[Items from a dataset]

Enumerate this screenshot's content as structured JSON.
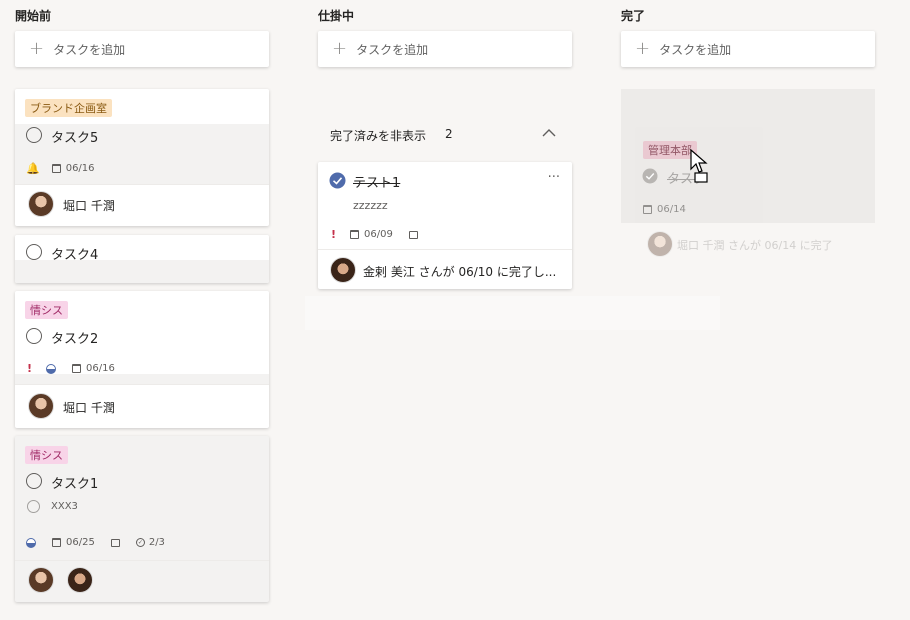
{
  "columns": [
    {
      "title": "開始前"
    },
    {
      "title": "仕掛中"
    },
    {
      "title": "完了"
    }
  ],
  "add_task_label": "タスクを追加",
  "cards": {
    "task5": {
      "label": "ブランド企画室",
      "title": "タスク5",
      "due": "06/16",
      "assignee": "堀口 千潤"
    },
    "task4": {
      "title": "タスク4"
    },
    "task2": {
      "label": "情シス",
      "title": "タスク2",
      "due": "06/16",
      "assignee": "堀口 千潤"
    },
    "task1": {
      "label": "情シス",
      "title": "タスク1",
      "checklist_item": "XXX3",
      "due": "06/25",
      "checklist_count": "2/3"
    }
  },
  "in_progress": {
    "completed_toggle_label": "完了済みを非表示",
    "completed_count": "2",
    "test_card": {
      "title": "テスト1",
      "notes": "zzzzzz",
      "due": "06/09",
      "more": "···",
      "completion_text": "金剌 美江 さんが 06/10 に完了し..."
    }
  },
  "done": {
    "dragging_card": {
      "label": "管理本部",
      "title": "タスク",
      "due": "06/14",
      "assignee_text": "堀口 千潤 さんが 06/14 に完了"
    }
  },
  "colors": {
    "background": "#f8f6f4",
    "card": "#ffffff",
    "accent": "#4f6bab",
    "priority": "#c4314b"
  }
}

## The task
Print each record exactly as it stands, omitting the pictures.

## Task answer
Enumerate this screenshot's content as structured JSON.
{
  "columns": [
    {
      "title": "開始前"
    },
    {
      "title": "仕掛中"
    },
    {
      "title": "完了"
    }
  ],
  "add_task_label": "タスクを追加",
  "cards": {
    "task5": {
      "label": "ブランド企画室",
      "title": "タスク5",
      "due": "06/16",
      "assignee": "堀口 千潤"
    },
    "task4": {
      "title": "タスク4"
    },
    "task2": {
      "label": "情シス",
      "title": "タスク2",
      "due": "06/16",
      "assignee": "堀口 千潤"
    },
    "task1": {
      "label": "情シス",
      "title": "タスク1",
      "checklist_item": "XXX3",
      "due": "06/25",
      "checklist_count": "2/3"
    }
  },
  "in_progress": {
    "completed_toggle_label": "完了済みを非表示",
    "completed_count": "2",
    "test_card": {
      "title": "テスト1",
      "notes": "zzzzzz",
      "due": "06/09",
      "more": "···",
      "completion_text": "金剌 美江 さんが 06/10 に完了し..."
    }
  },
  "done": {
    "dragging_card": {
      "label": "管理本部",
      "title": "タスク",
      "due": "06/14",
      "assignee_text": "堀口 千潤 さんが 06/14 に完了"
    }
  },
  "colors": {
    "background": "#f8f6f4",
    "card": "#ffffff",
    "accent": "#4f6bab",
    "priority": "#c4314b"
  }
}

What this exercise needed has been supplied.